Could you copy each line of the listing below that has the word "local"?
····················
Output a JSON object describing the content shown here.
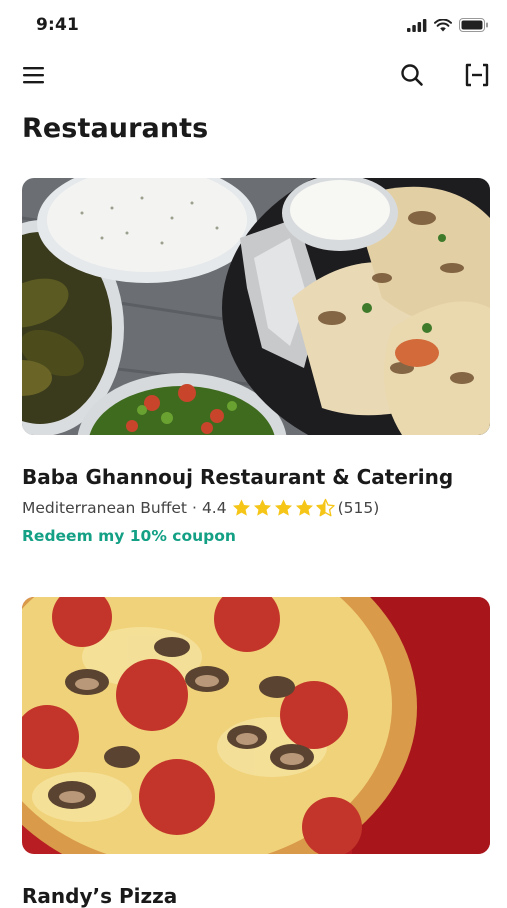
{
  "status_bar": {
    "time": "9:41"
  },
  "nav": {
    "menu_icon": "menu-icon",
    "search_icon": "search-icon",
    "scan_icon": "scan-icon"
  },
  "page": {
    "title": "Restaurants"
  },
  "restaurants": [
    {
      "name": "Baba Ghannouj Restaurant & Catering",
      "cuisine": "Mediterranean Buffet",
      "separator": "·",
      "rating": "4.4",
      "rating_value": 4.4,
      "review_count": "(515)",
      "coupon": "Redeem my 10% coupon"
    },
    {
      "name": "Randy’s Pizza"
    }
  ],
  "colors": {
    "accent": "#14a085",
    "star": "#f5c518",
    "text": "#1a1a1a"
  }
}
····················
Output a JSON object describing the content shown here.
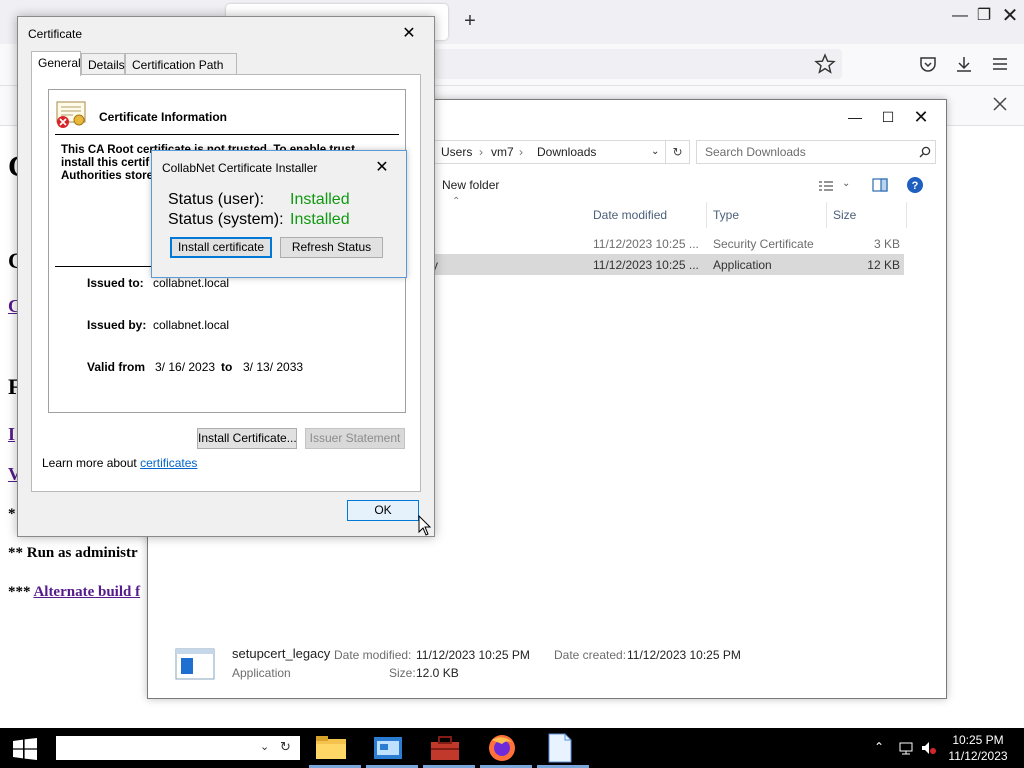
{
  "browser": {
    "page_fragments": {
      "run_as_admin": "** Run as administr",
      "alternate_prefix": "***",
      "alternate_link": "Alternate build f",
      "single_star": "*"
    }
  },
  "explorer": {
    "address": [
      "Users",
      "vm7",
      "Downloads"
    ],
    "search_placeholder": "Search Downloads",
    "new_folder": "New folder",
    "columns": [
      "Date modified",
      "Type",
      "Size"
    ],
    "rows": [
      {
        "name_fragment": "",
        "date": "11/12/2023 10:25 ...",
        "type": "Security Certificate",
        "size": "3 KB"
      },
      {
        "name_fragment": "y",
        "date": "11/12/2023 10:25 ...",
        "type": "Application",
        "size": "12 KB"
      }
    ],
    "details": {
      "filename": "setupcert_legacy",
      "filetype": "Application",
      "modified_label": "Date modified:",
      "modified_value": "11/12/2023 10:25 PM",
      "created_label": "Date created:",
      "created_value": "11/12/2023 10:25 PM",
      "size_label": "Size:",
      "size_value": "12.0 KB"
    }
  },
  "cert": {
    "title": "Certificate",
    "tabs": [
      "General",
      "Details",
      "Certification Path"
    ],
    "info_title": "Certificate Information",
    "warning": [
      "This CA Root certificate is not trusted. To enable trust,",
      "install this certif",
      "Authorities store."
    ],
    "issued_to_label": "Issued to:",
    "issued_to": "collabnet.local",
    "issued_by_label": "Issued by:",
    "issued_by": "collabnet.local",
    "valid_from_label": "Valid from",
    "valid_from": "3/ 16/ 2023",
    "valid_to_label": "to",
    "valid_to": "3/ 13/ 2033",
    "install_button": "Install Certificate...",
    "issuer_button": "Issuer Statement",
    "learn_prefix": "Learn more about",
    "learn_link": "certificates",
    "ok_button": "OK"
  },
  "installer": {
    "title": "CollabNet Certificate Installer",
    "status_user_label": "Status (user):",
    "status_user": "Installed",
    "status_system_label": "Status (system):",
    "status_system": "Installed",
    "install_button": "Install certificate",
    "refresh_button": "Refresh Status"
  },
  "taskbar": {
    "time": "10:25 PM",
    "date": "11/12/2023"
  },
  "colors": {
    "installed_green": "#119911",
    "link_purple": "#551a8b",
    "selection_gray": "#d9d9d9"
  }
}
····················
● **Written answer**:
    "issued_to": "collabnet.local",
    "issued_by": "collabnet.local",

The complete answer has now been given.